:: EXERCISE OBJECTIVE ::
From the entries, return every line where the string "header" shows up.

Data records for software interfaces
====================
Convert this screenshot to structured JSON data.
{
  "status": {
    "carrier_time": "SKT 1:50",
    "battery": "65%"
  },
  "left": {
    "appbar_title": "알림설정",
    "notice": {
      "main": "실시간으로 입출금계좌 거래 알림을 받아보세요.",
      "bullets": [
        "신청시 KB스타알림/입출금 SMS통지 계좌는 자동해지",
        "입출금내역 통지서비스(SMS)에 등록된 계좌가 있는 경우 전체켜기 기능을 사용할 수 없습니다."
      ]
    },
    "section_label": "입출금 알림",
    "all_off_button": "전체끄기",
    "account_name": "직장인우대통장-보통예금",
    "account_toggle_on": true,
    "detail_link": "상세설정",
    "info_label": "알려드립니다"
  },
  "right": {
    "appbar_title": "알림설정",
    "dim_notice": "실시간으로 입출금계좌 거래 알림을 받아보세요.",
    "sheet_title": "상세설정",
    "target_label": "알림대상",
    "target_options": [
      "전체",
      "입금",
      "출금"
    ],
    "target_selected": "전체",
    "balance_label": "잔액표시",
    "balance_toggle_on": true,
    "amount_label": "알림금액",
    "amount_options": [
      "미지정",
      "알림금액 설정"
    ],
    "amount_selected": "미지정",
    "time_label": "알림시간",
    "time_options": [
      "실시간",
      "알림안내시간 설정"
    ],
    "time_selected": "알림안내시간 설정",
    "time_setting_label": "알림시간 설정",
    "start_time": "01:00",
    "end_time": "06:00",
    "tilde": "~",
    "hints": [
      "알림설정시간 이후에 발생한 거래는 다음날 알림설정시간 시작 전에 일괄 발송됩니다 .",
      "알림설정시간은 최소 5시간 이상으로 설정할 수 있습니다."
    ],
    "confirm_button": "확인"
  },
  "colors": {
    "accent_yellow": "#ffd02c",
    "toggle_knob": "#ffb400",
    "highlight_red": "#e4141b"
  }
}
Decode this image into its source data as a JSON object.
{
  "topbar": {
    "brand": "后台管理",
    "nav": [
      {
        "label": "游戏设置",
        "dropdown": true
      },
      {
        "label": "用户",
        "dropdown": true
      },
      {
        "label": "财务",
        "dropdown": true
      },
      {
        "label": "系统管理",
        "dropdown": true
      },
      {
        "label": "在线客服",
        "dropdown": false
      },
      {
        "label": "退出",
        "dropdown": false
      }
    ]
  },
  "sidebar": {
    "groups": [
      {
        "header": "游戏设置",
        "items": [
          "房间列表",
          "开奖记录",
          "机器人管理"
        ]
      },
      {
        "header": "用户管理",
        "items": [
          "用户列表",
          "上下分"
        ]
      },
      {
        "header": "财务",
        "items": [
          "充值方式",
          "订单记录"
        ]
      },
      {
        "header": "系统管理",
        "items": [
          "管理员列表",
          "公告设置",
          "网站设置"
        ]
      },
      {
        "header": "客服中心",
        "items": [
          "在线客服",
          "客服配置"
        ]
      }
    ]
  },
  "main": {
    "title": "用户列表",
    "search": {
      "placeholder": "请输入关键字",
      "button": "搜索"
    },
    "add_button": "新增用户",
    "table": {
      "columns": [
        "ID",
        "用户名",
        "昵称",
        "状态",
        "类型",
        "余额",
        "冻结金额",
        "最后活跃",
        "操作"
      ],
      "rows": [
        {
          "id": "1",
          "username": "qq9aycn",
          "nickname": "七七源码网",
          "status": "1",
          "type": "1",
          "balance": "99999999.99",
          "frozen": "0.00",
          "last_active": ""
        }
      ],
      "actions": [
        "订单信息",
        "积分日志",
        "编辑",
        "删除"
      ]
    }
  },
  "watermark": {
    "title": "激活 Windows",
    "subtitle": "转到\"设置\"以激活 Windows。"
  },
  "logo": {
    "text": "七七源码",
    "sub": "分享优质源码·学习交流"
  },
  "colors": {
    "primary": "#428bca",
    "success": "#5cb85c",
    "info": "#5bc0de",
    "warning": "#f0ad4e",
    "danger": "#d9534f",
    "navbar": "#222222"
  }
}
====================
:: SOLUTION FOR THIS TASK ::
        "header": "游戏设置",
        "header": "用户管理",
        "header": "财务",
        "header": "系统管理",
        "header": "客服中心",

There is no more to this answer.